The Boatmen’s Guy
I’m no business scholar, but I can tell you one thing, American Business is changing. Consolidation is a reality in almost every industry from fast food to aerospace. The big guys are getting bigger. It’s really about survival. And it’s bound to affect everyone who works for a living in this country. In 1996, I moved from Miami to St. Louis to manage the Boatmen’s Bank business for TBWA Chiat/Day. That opportunity was a great one for me. I was Account Director at one of the nation’s premier creative agencies. The advertising for Boatmen’s featured TV spots staring Thom Sharp as “The Boatmen’s Guy.” Using his folksy midwestern brand of humor to pitch everything from Home Loans to branch Grand Openings he helped make the bank seem approachable and friendly. If you lived in Missouri between 1990-1996 you probably encountered “The Boatmen’s Guy” on TV from time to time. I was the last guy to manage that account.
On August 30-31 in 1996 The New York Times and The Wall Street Journal contained stories about NationsBank’s intention of acquiring Boatmen’s in a mega bank merger that would make NationsBank the 4th largest bank in the U.S. In spite of grass roots efforts lead by a KMOX Radio and The Everyday section of The St. Louis Post-Dispatch to “Save The Boatmen’s Guy” it became quite clear that NationsBank had no room in their advertising templates for Thom Sharp’s character or TBWA Chiat/Day’s brand of advertising. The New York Times on October 2, 1996 featured Hugh McColl Jr., the chairman of NationsBank in its Business Day section. Here’s part of what they reported: “Our goal has been to build a very strong national company,” Mr. McColl said, “and that’s been our goal for 25 years.” First, the bank built a strong presence in the Southeast, and when theregional interstate banking laws allowed it to expand nationwide - due in part by personal lobbying by Mr. McColl - it set its sights higher. Indeed, Mr. McColl was tempted by a merger offer with Bank-America Corporation a year ago, although that potential blockbuster of a deal foundered on the question of who would run what would have been the nation’s first coast-to-coast banking institution” The banking landscape continues to change to this day. Bank America and NationsBank eventually found a way to get hitched. My position became moot. Boatmen’s Bank was a vanishing entity. I became the new business guy. Another stint as agency rainmaker. It was great fun but precarious, as usual. No new business precipitation, no future. (It’s a brutal deal but that’s the way it usually works.) New Business takes time and TBWA Chiat/Day, it seemed didn’t have any more of it to spare on St. Louis. They decided to cut their loses and closed the St. Louis office. The announcement of the close became official in November of 1997. The office was a drain on the system that included offices in New York and Venice, California (where the real action is). TBWA Chiat/Day St. Louis was crippled by the Boatmen’s account loss. Here’s how the St. Louis Business Journal reported it in its November 17-23 issue: “TBWA Chiat/Day, the advertising agency best recognized for developing the ‘Boatmen’s Guy’ campaign, will close its St. Louis office Dec. 31. The agency, employing 36 locally, is shutting its doors to concentrate on the New York and Los Angeles markets and on larger clients, including Nissan and Taco Bell.” A year later NationsBank and Bank of America’s bank merger was well under way. And no-one at the Bank is sweating bullets over the fate of an advertising agency. Believe me.

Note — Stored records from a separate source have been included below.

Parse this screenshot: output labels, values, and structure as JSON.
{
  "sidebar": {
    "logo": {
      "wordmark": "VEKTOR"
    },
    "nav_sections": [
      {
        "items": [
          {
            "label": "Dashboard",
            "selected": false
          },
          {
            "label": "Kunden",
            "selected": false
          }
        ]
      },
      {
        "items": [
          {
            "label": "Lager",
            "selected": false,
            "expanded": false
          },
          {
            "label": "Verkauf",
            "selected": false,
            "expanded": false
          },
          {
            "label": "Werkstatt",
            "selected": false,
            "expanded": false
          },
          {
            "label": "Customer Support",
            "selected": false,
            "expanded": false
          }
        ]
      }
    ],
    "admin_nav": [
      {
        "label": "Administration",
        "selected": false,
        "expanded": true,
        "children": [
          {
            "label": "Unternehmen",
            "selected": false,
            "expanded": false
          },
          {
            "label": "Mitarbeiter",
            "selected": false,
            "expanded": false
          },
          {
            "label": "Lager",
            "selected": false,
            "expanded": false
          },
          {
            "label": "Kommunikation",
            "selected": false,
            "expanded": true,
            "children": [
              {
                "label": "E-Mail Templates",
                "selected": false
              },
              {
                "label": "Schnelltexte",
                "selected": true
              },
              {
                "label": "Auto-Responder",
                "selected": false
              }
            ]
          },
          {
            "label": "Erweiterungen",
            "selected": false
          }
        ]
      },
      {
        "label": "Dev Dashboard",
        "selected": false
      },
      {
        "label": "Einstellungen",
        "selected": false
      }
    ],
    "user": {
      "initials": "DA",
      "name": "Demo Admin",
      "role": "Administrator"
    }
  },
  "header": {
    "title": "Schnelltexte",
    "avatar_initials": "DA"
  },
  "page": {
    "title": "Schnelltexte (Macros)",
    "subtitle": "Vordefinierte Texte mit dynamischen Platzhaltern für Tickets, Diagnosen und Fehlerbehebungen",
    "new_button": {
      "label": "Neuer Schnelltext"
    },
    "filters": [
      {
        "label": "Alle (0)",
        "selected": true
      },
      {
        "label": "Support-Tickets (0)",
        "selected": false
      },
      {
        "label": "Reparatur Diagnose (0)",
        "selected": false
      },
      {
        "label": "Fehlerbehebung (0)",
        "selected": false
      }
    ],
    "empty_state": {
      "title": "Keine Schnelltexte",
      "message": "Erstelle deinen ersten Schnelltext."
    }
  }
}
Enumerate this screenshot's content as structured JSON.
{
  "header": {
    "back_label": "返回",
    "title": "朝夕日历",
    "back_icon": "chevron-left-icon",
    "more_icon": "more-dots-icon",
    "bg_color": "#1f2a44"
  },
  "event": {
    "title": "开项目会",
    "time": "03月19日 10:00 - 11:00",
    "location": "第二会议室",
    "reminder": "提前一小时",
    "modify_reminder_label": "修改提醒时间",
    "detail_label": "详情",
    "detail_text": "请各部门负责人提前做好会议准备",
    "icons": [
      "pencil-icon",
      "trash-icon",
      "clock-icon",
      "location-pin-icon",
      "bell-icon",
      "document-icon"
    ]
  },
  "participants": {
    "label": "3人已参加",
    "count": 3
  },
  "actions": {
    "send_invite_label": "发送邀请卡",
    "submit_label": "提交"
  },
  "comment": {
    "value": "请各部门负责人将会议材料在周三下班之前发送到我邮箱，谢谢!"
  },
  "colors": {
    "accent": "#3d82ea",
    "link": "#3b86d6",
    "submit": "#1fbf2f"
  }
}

This blog is part of a larger book that can be downloaded FREE, chapter by chapter, at www.morganstudioeast.com